## WHAT TO PRODUCE
Write out the data exactly, keeping every line.

## RECORDED INFORMATION
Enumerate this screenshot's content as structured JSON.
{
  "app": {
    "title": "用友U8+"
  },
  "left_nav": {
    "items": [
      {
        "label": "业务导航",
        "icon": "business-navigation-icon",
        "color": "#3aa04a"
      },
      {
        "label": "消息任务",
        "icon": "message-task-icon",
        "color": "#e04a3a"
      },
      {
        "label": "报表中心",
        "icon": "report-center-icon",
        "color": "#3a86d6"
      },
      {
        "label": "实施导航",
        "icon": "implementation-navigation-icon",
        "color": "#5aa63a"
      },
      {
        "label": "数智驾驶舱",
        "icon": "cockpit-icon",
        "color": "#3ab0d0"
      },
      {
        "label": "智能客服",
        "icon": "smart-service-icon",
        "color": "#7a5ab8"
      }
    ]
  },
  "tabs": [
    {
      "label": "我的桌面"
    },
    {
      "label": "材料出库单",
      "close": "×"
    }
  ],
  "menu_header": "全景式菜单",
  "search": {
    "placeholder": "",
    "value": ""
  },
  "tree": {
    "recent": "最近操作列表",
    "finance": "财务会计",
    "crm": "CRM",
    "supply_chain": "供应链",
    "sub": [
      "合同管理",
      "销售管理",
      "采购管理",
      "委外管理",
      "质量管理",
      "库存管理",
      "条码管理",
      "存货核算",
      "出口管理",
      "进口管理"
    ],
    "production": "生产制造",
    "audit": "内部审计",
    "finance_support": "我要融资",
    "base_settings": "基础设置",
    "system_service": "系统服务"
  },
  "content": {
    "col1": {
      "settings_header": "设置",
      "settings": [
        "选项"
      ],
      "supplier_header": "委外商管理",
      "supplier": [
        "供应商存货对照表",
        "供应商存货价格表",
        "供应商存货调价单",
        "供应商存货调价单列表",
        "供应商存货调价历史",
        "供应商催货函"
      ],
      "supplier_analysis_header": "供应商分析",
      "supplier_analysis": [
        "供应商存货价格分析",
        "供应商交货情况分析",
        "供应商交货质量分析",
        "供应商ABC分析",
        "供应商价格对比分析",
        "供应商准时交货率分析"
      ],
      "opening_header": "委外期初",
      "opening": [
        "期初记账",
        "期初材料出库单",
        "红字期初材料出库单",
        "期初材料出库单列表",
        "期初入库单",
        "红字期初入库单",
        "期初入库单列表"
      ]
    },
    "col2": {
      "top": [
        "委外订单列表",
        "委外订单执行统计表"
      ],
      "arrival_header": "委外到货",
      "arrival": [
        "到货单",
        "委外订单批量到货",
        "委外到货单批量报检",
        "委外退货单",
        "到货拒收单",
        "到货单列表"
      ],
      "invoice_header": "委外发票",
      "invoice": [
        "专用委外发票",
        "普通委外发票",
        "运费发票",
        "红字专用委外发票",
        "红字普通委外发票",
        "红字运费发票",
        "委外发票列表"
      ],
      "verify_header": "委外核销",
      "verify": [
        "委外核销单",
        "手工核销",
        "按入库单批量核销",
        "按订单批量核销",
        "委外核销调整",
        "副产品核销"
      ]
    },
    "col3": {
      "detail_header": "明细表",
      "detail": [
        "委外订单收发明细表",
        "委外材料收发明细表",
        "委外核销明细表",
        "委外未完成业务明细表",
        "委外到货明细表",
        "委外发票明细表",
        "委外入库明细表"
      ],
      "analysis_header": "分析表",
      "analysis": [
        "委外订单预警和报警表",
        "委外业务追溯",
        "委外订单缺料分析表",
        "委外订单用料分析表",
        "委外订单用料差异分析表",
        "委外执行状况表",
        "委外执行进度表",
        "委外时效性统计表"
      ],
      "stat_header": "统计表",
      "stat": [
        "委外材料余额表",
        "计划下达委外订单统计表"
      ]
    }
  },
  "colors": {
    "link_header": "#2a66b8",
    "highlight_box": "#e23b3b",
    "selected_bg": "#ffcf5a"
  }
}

## COMPLETED EXERCISE
Enumerate this screenshot's content as structured JSON.
{
  "app": {
    "title": "用友U8+"
  },
  "left_nav": {
    "items": [
      {
        "label": "业务导航",
        "icon": "business-navigation-icon",
        "color": "#3aa04a"
      },
      {
        "label": "消息任务",
        "icon": "message-task-icon",
        "color": "#e04a3a"
      },
      {
        "label": "报表中心",
        "icon": "report-center-icon",
        "color": "#3a86d6"
      },
      {
        "label": "实施导航",
        "icon": "implementation-navigation-icon",
        "color": "#5aa63a"
      },
      {
        "label": "数智驾驶舱",
        "icon": "cockpit-icon",
        "color": "#3ab0d0"
      },
      {
        "label": "智能客服",
        "icon": "smart-service-icon",
        "color": "#7a5ab8"
      }
    ]
  },
  "tabs": [
    {
      "label": "我的桌面"
    },
    {
      "label": "材料出库单",
      "close": "×"
    }
  ],
  "menu_header": "全景式菜单",
  "search": {
    "placeholder": "",
    "value": ""
  },
  "tree": {
    "recent": "最近操作列表",
    "finance": "财务会计",
    "crm": "CRM",
    "supply_chain": "供应链",
    "sub": [
      "合同管理",
      "销售管理",
      "采购管理",
      "委外管理",
      "质量管理",
      "库存管理",
      "条码管理",
      "存货核算",
      "出口管理",
      "进口管理"
    ],
    "production": "生产制造",
    "audit": "内部审计",
    "finance_support": "我要融资",
    "base_settings": "基础设置",
    "system_service": "系统服务"
  },
  "content": {
    "col1": {
      "settings_header": "设置",
      "settings": [
        "选项"
      ],
      "supplier_header": "委外商管理",
      "supplier": [
        "供应商存货对照表",
        "供应商存货价格表",
        "供应商存货调价单",
        "供应商存货调价单列表",
        "供应商存货调价历史",
        "供应商催货函"
      ],
      "supplier_analysis_header": "供应商分析",
      "supplier_analysis": [
        "供应商存货价格分析",
        "供应商交货情况分析",
        "供应商交货质量分析",
        "供应商ABC分析",
        "供应商价格对比分析",
        "供应商准时交货率分析"
      ],
      "opening_header": "委外期初",
      "opening": [
        "期初记账",
        "期初材料出库单",
        "红字期初材料出库单",
        "期初材料出库单列表",
        "期初入库单",
        "红字期初入库单",
        "期初入库单列表"
      ]
    },
    "col2": {
      "top": [
        "委外订单列表",
        "委外订单执行统计表"
      ],
      "arrival_header": "委外到货",
      "arrival": [
        "到货单",
        "委外订单批量到货",
        "委外到货单批量报检",
        "委外退货单",
        "到货拒收单",
        "到货单列表"
      ],
      "invoice_header": "委外发票",
      "invoice": [
        "专用委外发票",
        "普通委外发票",
        "运费发票",
        "红字专用委外发票",
        "红字普通委外发票",
        "红字运费发票",
        "委外发票列表"
      ],
      "verify_header": "委外核销",
      "verify": [
        "委外核销单",
        "手工核销",
        "按入库单批量核销",
        "按订单批量核销",
        "委外核销调整",
        "副产品核销"
      ]
    },
    "col3": {
      "detail_header": "明细表",
      "detail": [
        "委外订单收发明细表",
        "委外材料收发明细表",
        "委外核销明细表",
        "委外未完成业务明细表",
        "委外到货明细表",
        "委外发票明细表",
        "委外入库明细表"
      ],
      "analysis_header": "分析表",
      "analysis": [
        "委外订单预警和报警表",
        "委外业务追溯",
        "委外订单缺料分析表",
        "委外订单用料分析表",
        "委外订单用料差异分析表",
        "委外执行状况表",
        "委外执行进度表",
        "委外时效性统计表"
      ],
      "stat_header": "统计表",
      "stat": [
        "委外材料余额表",
        "计划下达委外订单统计表"
      ]
    }
  },
  "colors": {
    "link_header": "#2a66b8",
    "highlight_box": "#e23b3b",
    "selected_bg": "#ffcf5a"
  }
}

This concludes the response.